### What is being asked:
Copy, from the entries below, each line where the word "تاريخ" can be found.

### Source information:
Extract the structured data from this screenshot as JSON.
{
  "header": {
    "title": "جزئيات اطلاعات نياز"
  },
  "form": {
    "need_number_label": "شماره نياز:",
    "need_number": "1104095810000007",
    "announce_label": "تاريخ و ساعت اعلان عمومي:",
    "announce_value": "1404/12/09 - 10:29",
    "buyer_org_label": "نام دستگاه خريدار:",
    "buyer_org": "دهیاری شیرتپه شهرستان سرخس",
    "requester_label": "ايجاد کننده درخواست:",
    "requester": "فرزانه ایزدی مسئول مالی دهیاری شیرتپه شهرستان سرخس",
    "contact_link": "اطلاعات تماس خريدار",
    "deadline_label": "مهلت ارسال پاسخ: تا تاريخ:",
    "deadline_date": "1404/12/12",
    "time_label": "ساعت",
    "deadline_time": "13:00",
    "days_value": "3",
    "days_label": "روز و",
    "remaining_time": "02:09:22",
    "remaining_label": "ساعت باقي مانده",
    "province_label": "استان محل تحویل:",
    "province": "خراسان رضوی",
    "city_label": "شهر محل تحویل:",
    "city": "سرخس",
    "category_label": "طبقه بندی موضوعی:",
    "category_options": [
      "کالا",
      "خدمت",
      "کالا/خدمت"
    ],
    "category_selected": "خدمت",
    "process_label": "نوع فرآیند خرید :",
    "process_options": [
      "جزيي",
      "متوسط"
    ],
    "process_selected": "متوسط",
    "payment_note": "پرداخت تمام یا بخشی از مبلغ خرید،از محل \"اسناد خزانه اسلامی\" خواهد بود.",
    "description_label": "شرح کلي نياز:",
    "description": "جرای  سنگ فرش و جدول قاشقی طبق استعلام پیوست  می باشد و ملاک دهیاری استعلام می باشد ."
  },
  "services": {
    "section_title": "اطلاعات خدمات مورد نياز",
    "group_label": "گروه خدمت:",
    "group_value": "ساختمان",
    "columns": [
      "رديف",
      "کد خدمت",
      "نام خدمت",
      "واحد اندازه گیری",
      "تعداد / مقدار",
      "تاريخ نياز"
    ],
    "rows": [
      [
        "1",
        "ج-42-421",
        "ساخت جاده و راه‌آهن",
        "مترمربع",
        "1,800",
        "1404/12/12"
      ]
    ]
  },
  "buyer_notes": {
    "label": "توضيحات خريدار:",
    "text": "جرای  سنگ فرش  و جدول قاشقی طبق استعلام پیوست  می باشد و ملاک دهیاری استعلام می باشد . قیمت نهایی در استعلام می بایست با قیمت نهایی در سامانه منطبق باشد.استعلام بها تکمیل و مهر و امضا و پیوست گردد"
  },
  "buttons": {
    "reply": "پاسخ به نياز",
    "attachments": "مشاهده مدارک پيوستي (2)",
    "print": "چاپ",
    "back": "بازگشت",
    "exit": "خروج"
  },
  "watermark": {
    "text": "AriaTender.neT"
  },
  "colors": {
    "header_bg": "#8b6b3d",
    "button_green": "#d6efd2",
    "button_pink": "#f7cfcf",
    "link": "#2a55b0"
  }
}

### Response for this exercise:
    "announce_label": "تاريخ و ساعت اعلان عمومي:",
    "deadline_label": "مهلت ارسال پاسخ: تا تاريخ:",
      "تاريخ نياز"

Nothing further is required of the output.